In this case, Palm Coast is contending with ITT’s mapping of what was then just the sprawling development known as Palm Coast, under county zoning regulations. Several such parcels pop up around town, like dormant minefields that developers are poised to explode into commercial zones once the economy makes it profitable. The placement of a gas station and convenience store along Pine Lakes is by no means irrational: it would serve W-Section residents who, for now, have a trek of several miles to make it to the nearest shelf of bread or fresh milk.
“I can’t help but wonder in an ironic sort of way, how many of the people that are complaining about this potential convenience store are the same ones that complain that the city is not friendly to business,” Council member Bill McGuire said.
Palm Coast has options to keep the gas station from going up. But they’re not feasible options, Mayor Jon Netts said.
The city could offer to buy the property. “I can assure you that you can do all the appraisals you want, determining what fair market value is,” Netts said, “but this developer has a profit motive in building. So he’s going to want not only the value of the land, he’s going to want return on investment. So you’ll wind up paying substantially more for that property than if there weren’t somebody planning to develop it.”

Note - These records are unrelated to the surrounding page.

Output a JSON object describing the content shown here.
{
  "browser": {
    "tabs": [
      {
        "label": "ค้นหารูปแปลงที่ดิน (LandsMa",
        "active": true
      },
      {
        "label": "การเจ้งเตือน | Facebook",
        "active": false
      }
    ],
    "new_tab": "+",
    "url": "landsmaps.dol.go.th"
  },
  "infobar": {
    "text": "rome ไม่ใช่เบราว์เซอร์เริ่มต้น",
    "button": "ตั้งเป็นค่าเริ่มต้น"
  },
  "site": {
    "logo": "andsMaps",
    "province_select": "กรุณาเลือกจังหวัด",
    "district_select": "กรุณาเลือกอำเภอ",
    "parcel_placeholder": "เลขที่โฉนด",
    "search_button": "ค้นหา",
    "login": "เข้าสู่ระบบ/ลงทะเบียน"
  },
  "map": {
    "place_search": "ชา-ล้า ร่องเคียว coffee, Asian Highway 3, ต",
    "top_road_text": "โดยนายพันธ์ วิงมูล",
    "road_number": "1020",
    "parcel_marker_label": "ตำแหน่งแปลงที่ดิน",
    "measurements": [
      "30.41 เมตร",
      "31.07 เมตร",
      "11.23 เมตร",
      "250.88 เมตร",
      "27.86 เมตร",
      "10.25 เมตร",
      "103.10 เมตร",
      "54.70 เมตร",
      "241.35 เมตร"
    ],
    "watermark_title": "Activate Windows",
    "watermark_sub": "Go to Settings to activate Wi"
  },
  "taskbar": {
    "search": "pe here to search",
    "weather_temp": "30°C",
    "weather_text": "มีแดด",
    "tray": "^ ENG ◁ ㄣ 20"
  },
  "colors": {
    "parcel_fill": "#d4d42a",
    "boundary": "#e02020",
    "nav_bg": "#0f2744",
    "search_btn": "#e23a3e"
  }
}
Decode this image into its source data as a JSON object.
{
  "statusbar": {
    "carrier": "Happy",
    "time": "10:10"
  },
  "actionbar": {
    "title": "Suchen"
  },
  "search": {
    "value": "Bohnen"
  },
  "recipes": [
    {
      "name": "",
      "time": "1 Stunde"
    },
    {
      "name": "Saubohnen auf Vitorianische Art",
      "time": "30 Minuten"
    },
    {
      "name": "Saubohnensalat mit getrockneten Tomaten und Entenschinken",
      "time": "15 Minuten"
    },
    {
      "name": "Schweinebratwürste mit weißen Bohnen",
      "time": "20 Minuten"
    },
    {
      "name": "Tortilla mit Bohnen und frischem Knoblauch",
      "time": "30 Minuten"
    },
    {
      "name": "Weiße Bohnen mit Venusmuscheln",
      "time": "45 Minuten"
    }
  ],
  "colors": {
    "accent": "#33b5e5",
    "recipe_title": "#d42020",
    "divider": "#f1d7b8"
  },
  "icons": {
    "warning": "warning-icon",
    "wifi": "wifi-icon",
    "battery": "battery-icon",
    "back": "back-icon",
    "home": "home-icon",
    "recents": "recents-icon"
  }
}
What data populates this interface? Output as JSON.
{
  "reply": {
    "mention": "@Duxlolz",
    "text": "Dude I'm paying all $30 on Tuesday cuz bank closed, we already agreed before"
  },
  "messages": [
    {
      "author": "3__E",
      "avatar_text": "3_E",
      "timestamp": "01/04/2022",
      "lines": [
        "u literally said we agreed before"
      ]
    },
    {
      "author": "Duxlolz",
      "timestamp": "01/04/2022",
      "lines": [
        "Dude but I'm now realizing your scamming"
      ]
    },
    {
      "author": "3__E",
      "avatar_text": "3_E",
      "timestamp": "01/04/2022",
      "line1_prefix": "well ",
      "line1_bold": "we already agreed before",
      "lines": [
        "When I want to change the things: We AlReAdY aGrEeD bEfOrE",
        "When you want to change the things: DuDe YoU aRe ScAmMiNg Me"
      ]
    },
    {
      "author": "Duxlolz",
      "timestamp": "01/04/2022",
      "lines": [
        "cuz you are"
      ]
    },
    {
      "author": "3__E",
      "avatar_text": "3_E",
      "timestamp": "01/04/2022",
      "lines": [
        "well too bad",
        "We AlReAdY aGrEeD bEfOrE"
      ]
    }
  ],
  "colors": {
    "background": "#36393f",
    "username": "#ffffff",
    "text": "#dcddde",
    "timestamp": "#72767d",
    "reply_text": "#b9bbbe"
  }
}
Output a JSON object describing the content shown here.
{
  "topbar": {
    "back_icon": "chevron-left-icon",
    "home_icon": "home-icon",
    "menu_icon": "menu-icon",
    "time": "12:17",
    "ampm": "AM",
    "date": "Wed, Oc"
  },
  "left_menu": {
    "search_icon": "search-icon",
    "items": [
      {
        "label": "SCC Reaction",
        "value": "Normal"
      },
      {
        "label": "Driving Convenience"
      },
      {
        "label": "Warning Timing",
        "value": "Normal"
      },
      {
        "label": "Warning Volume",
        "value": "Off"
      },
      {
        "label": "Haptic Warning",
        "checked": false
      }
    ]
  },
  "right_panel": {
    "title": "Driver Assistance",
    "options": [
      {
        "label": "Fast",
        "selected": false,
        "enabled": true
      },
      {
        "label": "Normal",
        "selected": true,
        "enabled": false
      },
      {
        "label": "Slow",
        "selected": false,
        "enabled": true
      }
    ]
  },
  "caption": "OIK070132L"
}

Second option: The city could take the property through eminent domain. But that’s very expensive. It goes to court, and a judge and jury determine the value. “You have no control over what the final price is,” Netts said. Th city must also prove that it has a publicly beneficial need for the property. (Palm Coast’s last attempt to go the eminent domain route didn’t go so well.)
Third option: The city could “down”-zone from commercial to conservation. But under Florida law, the city would have to compensate the property owner for the presumed lost value of the property. “So, three options that I am aware of, all of which are going to cost the city a tremendous amount of money,” Netts said. If there were just one such parcel in the city it might be doable, the mayor said. “But ITT in their mindset, said we’re going to have residential communities, and we’re going to have some neighborhood shopping opportunities within that community so you don’t have to drive to the other side of town. You have these little isolated commercially zoned properties throughout the city. What you do for one, you do for all, what you do to one you do to all. The cost would be exorbitant if you were to try to start acquiring these properties.”
Council members suggested explaining all these points in the city’s newsletter and in its periodic Citizen’s Academy. The city attorney suggested that the city’s real estate professionals could take it upon themselves to be more upfront about neighboring properties’ potentials as commercial developments.
“People who are in the real estate business are looking to make a sale,” McGuire says. “If I’m a realtor and I’ve got you interested in a property I want to sell, I want to know what you’re interested in hearing because that’s what I’m going to tell you.”
“As a buyer, you’re better off knowing more than your realtor,” Landon said.
“Everybody will tell you that we want smaller, less intrusive government, until it comes to my personal problem, then I want you to solve it for me,” Netts says.